▽
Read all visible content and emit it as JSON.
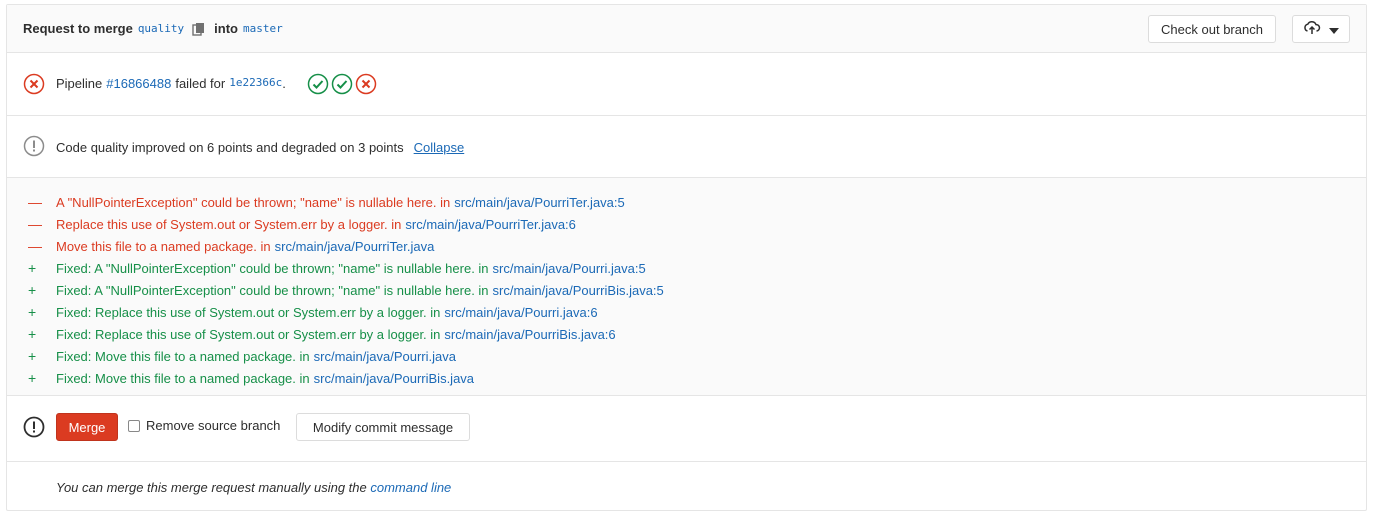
{
  "header": {
    "title_prefix": "Request to merge",
    "source_branch": "quality",
    "into_word": "into",
    "target_branch": "master",
    "checkout_label": "Check out branch",
    "icons": {
      "copy": "clipboard-icon",
      "download": "cloud-download-icon",
      "caret": "caret-down-icon"
    }
  },
  "pipeline": {
    "prefix": "Pipeline",
    "id": "#16866488",
    "status_text": "failed for",
    "commit": "1e22366c",
    "commit_suffix": ".",
    "stages": [
      "success",
      "success",
      "failed"
    ],
    "colors": {
      "failed": "#db3b21",
      "success": "#168f48"
    }
  },
  "quality": {
    "summary": "Code quality improved on 6 points and degraded on 3 points",
    "collapse_label": "Collapse"
  },
  "issues": [
    {
      "type": "degraded",
      "sign": "—",
      "text": "A \"NullPointerException\" could be thrown; \"name\" is nullable here. in",
      "location": "src/main/java/PourriTer.java:5"
    },
    {
      "type": "degraded",
      "sign": "—",
      "text": "Replace this use of System.out or System.err by a logger. in",
      "location": "src/main/java/PourriTer.java:6"
    },
    {
      "type": "degraded",
      "sign": "—",
      "text": "Move this file to a named package. in",
      "location": "src/main/java/PourriTer.java"
    },
    {
      "type": "fixed",
      "sign": "+",
      "text": "Fixed: A \"NullPointerException\" could be thrown; \"name\" is nullable here. in",
      "location": "src/main/java/Pourri.java:5"
    },
    {
      "type": "fixed",
      "sign": "+",
      "text": "Fixed: A \"NullPointerException\" could be thrown; \"name\" is nullable here. in",
      "location": "src/main/java/PourriBis.java:5"
    },
    {
      "type": "fixed",
      "sign": "+",
      "text": "Fixed: Replace this use of System.out or System.err by a logger. in",
      "location": "src/main/java/Pourri.java:6"
    },
    {
      "type": "fixed",
      "sign": "+",
      "text": "Fixed: Replace this use of System.out or System.err by a logger. in",
      "location": "src/main/java/PourriBis.java:6"
    },
    {
      "type": "fixed",
      "sign": "+",
      "text": "Fixed: Move this file to a named package. in",
      "location": "src/main/java/Pourri.java"
    },
    {
      "type": "fixed",
      "sign": "+",
      "text": "Fixed: Move this file to a named package. in",
      "location": "src/main/java/PourriBis.java"
    }
  ],
  "merge": {
    "merge_label": "Merge",
    "remove_source_label": "Remove source branch",
    "modify_commit_label": "Modify commit message"
  },
  "footer": {
    "text": "You can merge this merge request manually using the",
    "link": "command line"
  }
}
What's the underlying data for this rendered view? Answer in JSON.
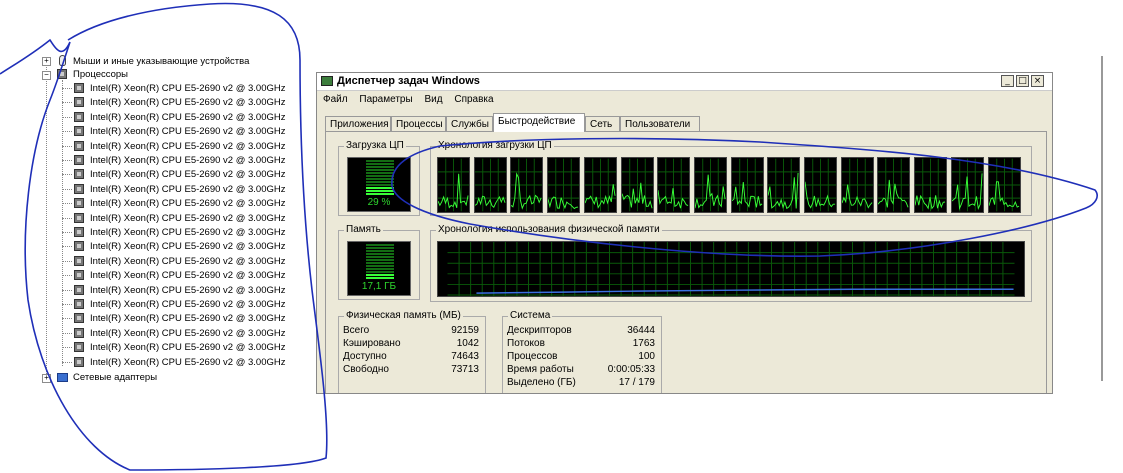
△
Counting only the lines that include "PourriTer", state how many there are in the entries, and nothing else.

3